The California Bar Exam, Part 3

(Monday, The Exam. Tuesday, Epilogue)

The earliest we could see the pediatric neurosurgeon was the first day of the bar exam. Without even asking my opinion (thankfully), my then-husband told me that I should still take the bar exam as planned because my being at the neurosurgeon wasn't going to change anything he might have to tell us that day.

Somehow, I managed to keep it together. I had yet to mourn my mom, my son was being evaluated for a deformity in his skull which could impact the growth of his brain, and my then-husband told me that he refused to talk to me (literally would not talk to me) because he was afraid that I was going to beg him to go back to Texas. A breakdown was in due order, but it was going to have to wait until after the bar.

I had heard that the bar graders were merely looking for key words, so I had my key words committed to memory. I have a photographic memory, so I could picture the words on the pages. I'm not sure that what I learned necessarily made any sense, or that I would actually be able to use all those legal concepts I was reviewing, but I could spit out hundreds upon hundreds of key words on cue.

I flew into San Jose and then drove to San Mateo. That was really the first time I truly felt the absence of my mom. She would have been on pins and needles waiting for me to call and tell her that I had made it to the hotel okay. But as it was, there was nobody that needed me to call them to tell them that I had arrived. My heart was incredibly heavy as I checked in at the front desk until the clerk told me that I had a delivery. My aunt had sent me some flowers.

The hotel and the diner where I was staying were left over from the 50s, untouched by any decor renovations. It was awesome. [It is now a retirement home, but the picture above is of the pool.]

I decided to review my notes out by the pool - except that everyone else staying at the hotel was also taking the bar exam and was out by the pool. I expected frenzied conversations and palpable stress around the pool, but that wasn't the case at all. Many of the people knew each other and they were just hanging around being mellow, swimming. This (1) stressed me out - either they were way more prepared than I was, or they were part of the 50% that was not going to pass, and (2) made me realize how much I love California.

Later, I moved to the diner attached to the motel. I had the place to myself - at least free of other test takers. There were some locals, and a kind waitress with a red hair beehive (also the real thing, straight from the 50s). The waitress asked me if I was taking the bar. I told her that I was, and she said, "Good for you girl." That made my day - a sort of sister solidarity thing.

Later that evening, I went on a search for Power Bars to take to the bar exam for lunch, read over my notes one last time, drove to the convention center so that I knew where I was going, and double checked the alarm clock. Tomorrow was the big day - my son was going to the pediatric neurosurgeon and it was the first day of the California bar exam.

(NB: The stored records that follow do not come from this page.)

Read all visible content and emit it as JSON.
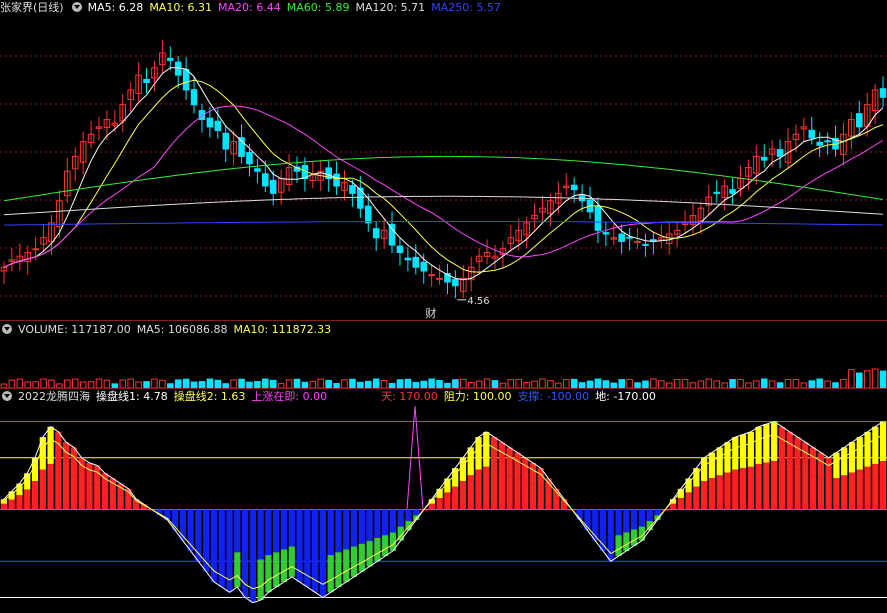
{
  "main": {
    "title": "张家界(日线)",
    "ma": [
      {
        "label": "MA5: 6.28",
        "color": "#ffffff"
      },
      {
        "label": "MA10: 6.31",
        "color": "#ffff55"
      },
      {
        "label": "MA20: 6.44",
        "color": "#ff44ff"
      },
      {
        "label": "MA60: 5.89",
        "color": "#33ee33"
      },
      {
        "label": "MA120: 5.71",
        "color": "#dddddd"
      },
      {
        "label": "MA250: 5.57",
        "color": "#3344ff"
      }
    ],
    "low_annotation": "4.56",
    "event_marker": "财"
  },
  "volume": {
    "label": "VOLUME: 117187.00",
    "ma5": "MA5: 106086.88",
    "ma10": "MA10: 111872.33"
  },
  "indicator": {
    "name": "2022龙腾四海",
    "items": [
      {
        "label": "操盘线1: 4.78",
        "color": "#ffffff"
      },
      {
        "label": "操盘线2: 1.63",
        "color": "#ffff55"
      },
      {
        "label": "上涨在即: 0.00",
        "color": "#ff44ff"
      },
      {
        "label": "天: 170.00",
        "color": "#ff3333"
      },
      {
        "label": "阻力: 100.00",
        "color": "#ffff55"
      },
      {
        "label": "支撑: -100.00",
        "color": "#3355ff"
      },
      {
        "label": "地: -170.00",
        "color": "#ffffff"
      }
    ]
  },
  "colors": {
    "up": "#ff3333",
    "down": "#00e5ff",
    "grid": "#8b1a1a"
  },
  "chart_data": [
    {
      "type": "candlestick",
      "title": "张家界(日线)",
      "low_marked": 4.56,
      "series_ma": {
        "MA5": 6.28,
        "MA10": 6.31,
        "MA20": 6.44,
        "MA60": 5.89,
        "MA120": 5.71,
        "MA250": 5.57
      },
      "closes": [
        5.0,
        5.1,
        5.15,
        5.2,
        5.25,
        5.4,
        5.6,
        5.9,
        6.3,
        6.5,
        6.7,
        6.8,
        6.9,
        7.0,
        6.95,
        7.2,
        7.4,
        7.6,
        7.5,
        7.7,
        7.9,
        7.8,
        7.6,
        7.4,
        7.2,
        7.0,
        6.9,
        6.85,
        6.6,
        6.7,
        6.5,
        6.4,
        6.3,
        6.1,
        6.0,
        6.2,
        6.35,
        6.3,
        6.2,
        6.25,
        6.3,
        6.2,
        6.1,
        6.15,
        6.0,
        5.8,
        5.6,
        5.4,
        5.5,
        5.3,
        5.2,
        5.1,
        5.0,
        4.95,
        4.9,
        4.85,
        4.8,
        4.75,
        4.85,
        5.0,
        5.15,
        5.2,
        5.15,
        5.25,
        5.4,
        5.5,
        5.6,
        5.7,
        5.8,
        5.9,
        6.0,
        6.1,
        6.05,
        5.9,
        5.75,
        5.5,
        5.45,
        5.4,
        5.35,
        5.4,
        5.35,
        5.3,
        5.35,
        5.4,
        5.45,
        5.5,
        5.6,
        5.7,
        5.8,
        5.95,
        6.0,
        6.1,
        6.0,
        6.2,
        6.35,
        6.5,
        6.45,
        6.6,
        6.5,
        6.7,
        6.8,
        6.9,
        6.75,
        6.65,
        6.7,
        6.6,
        6.8,
        7.0,
        6.9,
        7.2,
        7.4,
        7.3
      ]
    },
    {
      "type": "bar",
      "title": "VOLUME",
      "values": [
        117187.0
      ],
      "series": [
        {
          "name": "MA5",
          "values": [
            106086.88
          ]
        },
        {
          "name": "MA10",
          "values": [
            111872.33
          ]
        }
      ]
    },
    {
      "type": "bar",
      "title": "2022龙腾四海",
      "levels": {
        "天": 170,
        "阻力": 100,
        "支撑": -100,
        "地": -170
      },
      "series": [
        {
          "name": "操盘线1",
          "values": [
            4.78
          ]
        },
        {
          "name": "操盘线2",
          "values": [
            1.63
          ]
        },
        {
          "name": "上涨在即",
          "values": [
            0.0
          ]
        }
      ],
      "osc": [
        20,
        35,
        50,
        70,
        100,
        140,
        160,
        150,
        130,
        120,
        100,
        90,
        85,
        70,
        60,
        50,
        40,
        20,
        10,
        0,
        -10,
        -20,
        -40,
        -60,
        -80,
        -100,
        -120,
        -140,
        -150,
        -160,
        -150,
        -170,
        -180,
        -175,
        -160,
        -150,
        -140,
        -130,
        -140,
        -150,
        -160,
        -170,
        -160,
        -150,
        -140,
        -130,
        -120,
        -110,
        -100,
        -90,
        -80,
        -60,
        -40,
        -20,
        0,
        20,
        40,
        60,
        80,
        100,
        120,
        140,
        150,
        140,
        130,
        120,
        110,
        100,
        90,
        80,
        60,
        40,
        20,
        0,
        -20,
        -40,
        -60,
        -80,
        -100,
        -90,
        -80,
        -70,
        -60,
        -40,
        -20,
        0,
        20,
        40,
        60,
        80,
        100,
        110,
        120,
        130,
        140,
        145,
        150,
        160,
        165,
        170,
        160,
        150,
        140,
        130,
        120,
        110,
        100,
        110,
        120,
        130,
        140,
        150,
        160,
        170
      ]
    }
  ]
}
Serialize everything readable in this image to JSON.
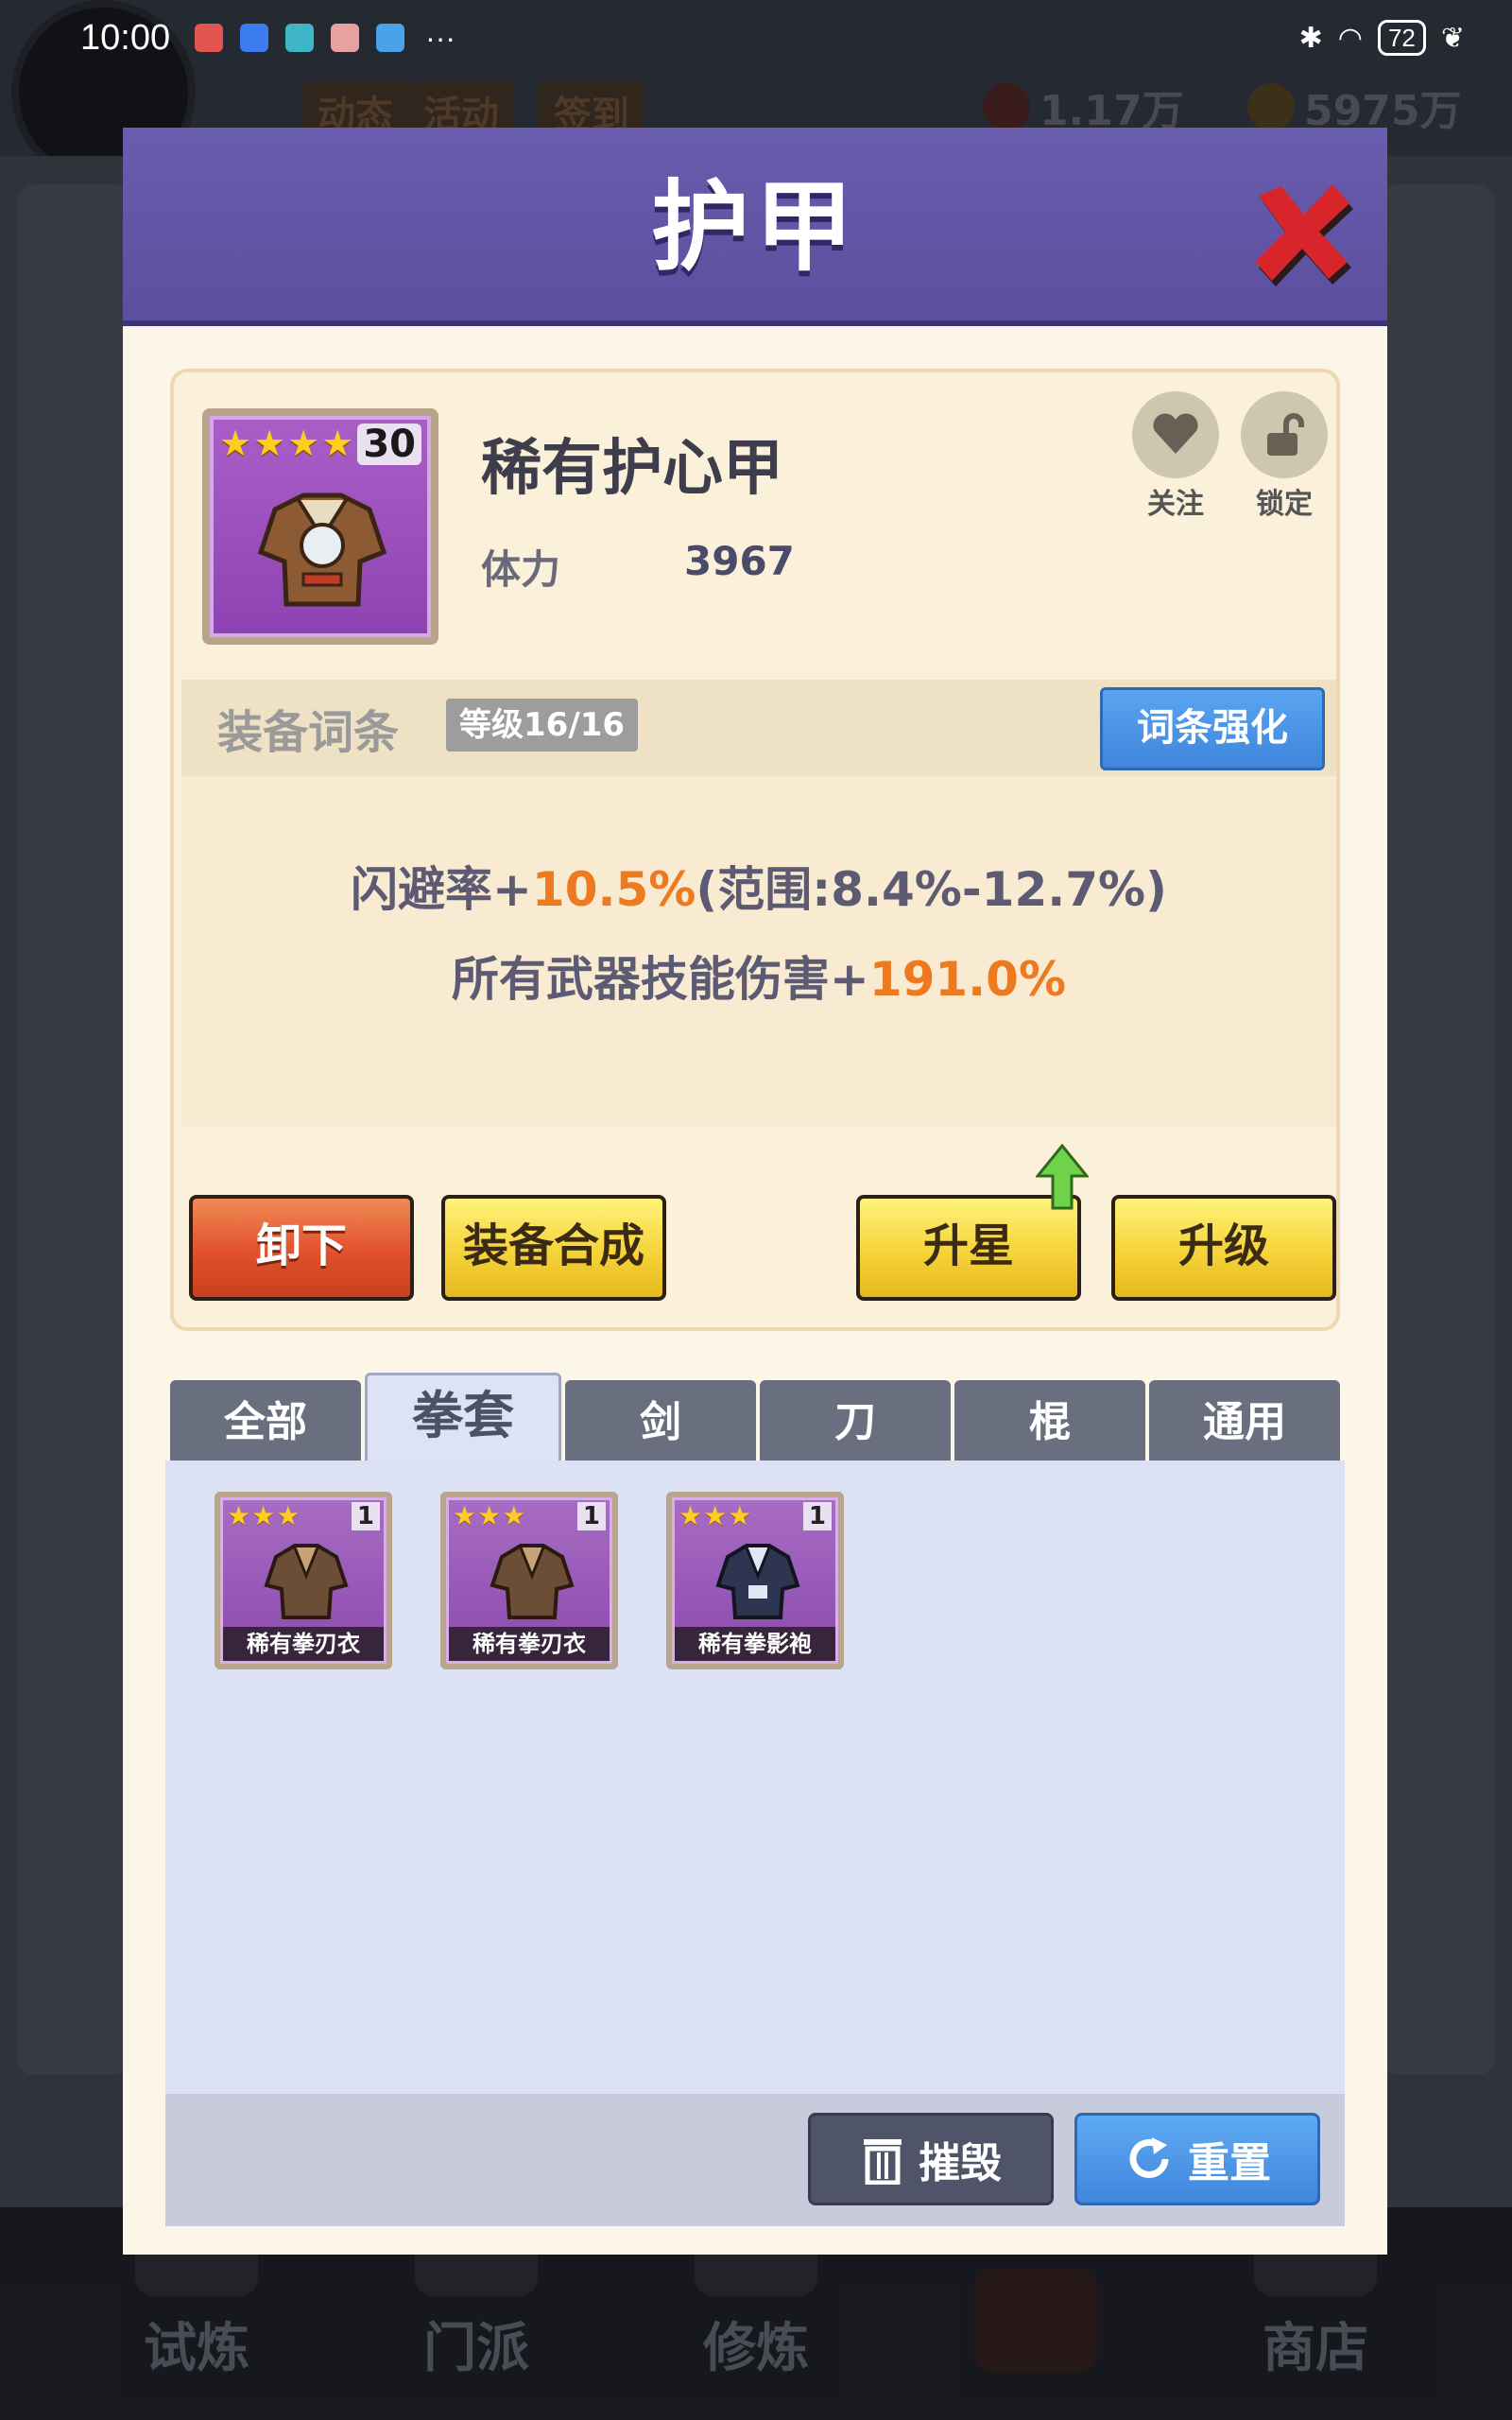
{
  "status_bar": {
    "time": "10:00",
    "more": "···",
    "battery": "72"
  },
  "background": {
    "chips": [
      "动态",
      "活动",
      "签到"
    ],
    "currency_red": "1.17万",
    "currency_gold": "5975万",
    "nav": [
      "试炼",
      "门派",
      "修炼",
      "",
      "商店"
    ]
  },
  "modal": {
    "title": "护甲",
    "item": {
      "name": "稀有护心甲",
      "stars": 4,
      "level": "30",
      "stat_label": "体力",
      "stat_value": "3967"
    },
    "follow_label": "关注",
    "lock_label": "锁定",
    "affix": {
      "title": "装备词条",
      "level": "等级16/16",
      "enhance": "词条强化",
      "line1": {
        "prefix": "闪避率+",
        "value": "10.5%",
        "suffix": "(范围:8.4%-12.7%)"
      },
      "line2": {
        "prefix": "所有武器技能伤害+",
        "value": "191.0%"
      }
    },
    "buttons": {
      "unequip": "卸下",
      "synthesize": "装备合成",
      "star_up": "升星",
      "upgrade": "升级"
    },
    "tabs": [
      "全部",
      "拳套",
      "剑",
      "刀",
      "棍",
      "通用"
    ],
    "active_tab": 1,
    "inventory": [
      {
        "name": "稀有拳刃衣",
        "stars": 3,
        "count": "1"
      },
      {
        "name": "稀有拳刃衣",
        "stars": 3,
        "count": "1"
      },
      {
        "name": "稀有拳影袍",
        "stars": 3,
        "count": "1"
      }
    ],
    "destroy": "摧毁",
    "reset": "重置"
  },
  "colors": {
    "header": "#5c4f9f",
    "highlight": "#ee7a20",
    "enhance_blue": "#3f86dc"
  }
}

1 comment:

  1. Then-Husband making you take exam anyway = +1
    Then-Husband not speaking to you = -1
    Flower Sending Aunt = +LOTS

    I don't think I can wait until Tuesday to finish this story! I at least know your son was okay though, so that's good.